Required action: Within the entries below, find every line that has the string "Position", then copy it.

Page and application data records
----------------------------------------

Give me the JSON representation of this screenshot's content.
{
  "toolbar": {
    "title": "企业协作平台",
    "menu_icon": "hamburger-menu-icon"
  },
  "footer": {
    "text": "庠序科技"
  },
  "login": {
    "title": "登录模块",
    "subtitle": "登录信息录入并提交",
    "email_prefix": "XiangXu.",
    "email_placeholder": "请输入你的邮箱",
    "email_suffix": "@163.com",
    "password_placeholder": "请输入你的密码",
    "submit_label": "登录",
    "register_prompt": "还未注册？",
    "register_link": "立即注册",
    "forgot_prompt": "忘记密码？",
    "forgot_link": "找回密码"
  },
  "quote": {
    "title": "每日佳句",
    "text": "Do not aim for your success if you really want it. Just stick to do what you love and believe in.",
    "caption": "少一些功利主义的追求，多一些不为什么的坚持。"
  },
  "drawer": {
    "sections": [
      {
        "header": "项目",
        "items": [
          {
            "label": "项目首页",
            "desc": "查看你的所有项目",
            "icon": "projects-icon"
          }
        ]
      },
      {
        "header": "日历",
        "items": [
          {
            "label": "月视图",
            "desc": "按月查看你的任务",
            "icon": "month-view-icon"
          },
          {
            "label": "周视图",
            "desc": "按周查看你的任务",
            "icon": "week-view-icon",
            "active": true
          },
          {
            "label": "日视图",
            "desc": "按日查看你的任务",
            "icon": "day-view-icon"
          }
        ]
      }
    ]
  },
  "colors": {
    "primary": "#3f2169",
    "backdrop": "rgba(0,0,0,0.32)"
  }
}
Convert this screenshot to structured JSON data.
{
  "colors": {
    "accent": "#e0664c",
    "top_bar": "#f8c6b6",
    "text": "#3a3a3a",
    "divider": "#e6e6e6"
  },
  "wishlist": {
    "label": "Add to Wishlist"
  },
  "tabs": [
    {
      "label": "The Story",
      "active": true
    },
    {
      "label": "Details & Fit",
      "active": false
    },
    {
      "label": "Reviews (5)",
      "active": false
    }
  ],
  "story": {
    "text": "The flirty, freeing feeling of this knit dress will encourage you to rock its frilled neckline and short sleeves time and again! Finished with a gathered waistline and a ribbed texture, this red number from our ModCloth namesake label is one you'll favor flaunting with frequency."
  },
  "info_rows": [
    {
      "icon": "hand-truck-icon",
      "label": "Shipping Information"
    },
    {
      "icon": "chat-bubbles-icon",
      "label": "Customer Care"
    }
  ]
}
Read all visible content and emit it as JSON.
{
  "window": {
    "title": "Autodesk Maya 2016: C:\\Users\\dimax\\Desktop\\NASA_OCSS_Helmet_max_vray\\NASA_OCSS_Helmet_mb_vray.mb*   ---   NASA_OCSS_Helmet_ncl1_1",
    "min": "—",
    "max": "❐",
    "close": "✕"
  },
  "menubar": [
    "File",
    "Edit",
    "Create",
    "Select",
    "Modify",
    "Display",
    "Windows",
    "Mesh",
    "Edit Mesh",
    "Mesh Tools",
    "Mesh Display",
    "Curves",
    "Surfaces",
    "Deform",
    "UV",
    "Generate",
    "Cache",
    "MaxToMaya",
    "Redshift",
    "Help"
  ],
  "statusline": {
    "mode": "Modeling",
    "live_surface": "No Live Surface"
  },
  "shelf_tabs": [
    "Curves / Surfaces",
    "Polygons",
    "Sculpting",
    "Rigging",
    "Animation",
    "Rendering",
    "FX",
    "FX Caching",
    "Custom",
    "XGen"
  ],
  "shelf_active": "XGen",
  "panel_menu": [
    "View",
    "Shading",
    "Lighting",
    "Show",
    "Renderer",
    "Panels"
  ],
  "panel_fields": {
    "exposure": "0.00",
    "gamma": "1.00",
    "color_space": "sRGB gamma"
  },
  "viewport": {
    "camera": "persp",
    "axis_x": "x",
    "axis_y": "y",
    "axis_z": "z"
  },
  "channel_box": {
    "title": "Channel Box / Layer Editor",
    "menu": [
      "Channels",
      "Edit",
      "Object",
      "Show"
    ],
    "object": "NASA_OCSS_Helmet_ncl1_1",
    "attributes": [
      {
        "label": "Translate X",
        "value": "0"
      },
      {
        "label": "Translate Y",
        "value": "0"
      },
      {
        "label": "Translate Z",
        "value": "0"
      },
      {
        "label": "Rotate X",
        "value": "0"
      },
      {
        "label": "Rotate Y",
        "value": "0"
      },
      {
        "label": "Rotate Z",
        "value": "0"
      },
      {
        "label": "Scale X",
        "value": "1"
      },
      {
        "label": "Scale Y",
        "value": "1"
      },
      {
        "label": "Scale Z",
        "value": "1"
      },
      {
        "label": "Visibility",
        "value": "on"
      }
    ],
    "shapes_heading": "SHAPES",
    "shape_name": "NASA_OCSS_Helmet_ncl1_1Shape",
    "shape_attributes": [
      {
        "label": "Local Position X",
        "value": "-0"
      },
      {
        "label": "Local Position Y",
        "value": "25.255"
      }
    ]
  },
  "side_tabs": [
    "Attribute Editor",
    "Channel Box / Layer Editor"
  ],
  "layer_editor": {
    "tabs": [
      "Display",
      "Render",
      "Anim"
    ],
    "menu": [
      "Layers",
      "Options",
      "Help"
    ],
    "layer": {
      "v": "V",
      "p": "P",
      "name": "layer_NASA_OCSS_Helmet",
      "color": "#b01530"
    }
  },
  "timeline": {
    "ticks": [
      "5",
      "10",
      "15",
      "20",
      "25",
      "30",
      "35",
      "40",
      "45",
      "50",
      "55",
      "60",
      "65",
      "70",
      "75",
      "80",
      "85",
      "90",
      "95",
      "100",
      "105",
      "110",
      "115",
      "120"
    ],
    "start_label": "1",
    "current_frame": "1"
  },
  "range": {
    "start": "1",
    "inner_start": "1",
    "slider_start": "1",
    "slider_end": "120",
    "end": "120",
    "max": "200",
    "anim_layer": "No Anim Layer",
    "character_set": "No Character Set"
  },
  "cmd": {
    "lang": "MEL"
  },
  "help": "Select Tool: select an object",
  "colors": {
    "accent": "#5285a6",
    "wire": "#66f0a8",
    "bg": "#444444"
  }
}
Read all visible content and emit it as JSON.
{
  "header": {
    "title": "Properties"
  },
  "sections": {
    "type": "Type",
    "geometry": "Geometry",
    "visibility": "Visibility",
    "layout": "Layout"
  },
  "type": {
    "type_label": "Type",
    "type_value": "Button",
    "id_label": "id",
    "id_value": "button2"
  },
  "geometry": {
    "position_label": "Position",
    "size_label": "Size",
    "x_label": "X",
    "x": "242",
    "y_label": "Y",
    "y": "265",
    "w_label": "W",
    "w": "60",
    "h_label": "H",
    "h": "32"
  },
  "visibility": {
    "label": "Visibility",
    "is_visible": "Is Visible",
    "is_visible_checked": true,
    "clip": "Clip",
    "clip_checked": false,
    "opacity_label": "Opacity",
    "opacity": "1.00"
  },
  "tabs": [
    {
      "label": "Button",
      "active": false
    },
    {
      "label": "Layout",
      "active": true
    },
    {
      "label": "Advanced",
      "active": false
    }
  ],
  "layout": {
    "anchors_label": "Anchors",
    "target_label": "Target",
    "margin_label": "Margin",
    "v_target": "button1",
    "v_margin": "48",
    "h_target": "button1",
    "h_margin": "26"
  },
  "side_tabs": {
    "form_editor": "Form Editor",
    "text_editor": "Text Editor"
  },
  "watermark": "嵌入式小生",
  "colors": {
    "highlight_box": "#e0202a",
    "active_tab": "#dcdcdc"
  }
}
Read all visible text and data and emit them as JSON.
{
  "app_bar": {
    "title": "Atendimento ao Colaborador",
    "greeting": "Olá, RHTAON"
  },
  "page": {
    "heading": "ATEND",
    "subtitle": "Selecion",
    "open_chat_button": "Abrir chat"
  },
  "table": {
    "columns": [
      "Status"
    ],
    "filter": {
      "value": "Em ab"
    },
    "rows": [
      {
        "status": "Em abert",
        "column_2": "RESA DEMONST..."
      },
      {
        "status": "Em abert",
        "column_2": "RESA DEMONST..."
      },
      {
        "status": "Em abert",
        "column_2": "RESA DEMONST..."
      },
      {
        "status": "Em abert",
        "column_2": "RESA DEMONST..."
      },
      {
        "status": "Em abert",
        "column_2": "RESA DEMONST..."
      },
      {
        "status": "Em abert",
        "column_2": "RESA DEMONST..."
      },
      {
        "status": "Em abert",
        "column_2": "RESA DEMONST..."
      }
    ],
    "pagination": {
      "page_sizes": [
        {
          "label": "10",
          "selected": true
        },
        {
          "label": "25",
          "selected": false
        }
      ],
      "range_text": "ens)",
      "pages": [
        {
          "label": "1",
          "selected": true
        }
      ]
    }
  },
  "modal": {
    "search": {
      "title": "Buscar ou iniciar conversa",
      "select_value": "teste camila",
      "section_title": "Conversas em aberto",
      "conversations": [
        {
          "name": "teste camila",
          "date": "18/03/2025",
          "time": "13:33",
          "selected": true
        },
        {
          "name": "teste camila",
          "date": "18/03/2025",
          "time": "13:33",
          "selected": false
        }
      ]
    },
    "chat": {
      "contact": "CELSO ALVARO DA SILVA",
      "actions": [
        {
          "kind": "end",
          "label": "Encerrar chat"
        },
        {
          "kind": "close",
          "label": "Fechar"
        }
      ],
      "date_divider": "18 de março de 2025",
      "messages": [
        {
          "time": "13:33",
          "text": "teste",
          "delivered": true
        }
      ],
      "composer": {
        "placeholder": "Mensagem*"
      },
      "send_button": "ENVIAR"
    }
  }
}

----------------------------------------

Solution to this exercise:
        "label": "Local Position X",
        "label": "Local Position Y",
    "position_label": "Position",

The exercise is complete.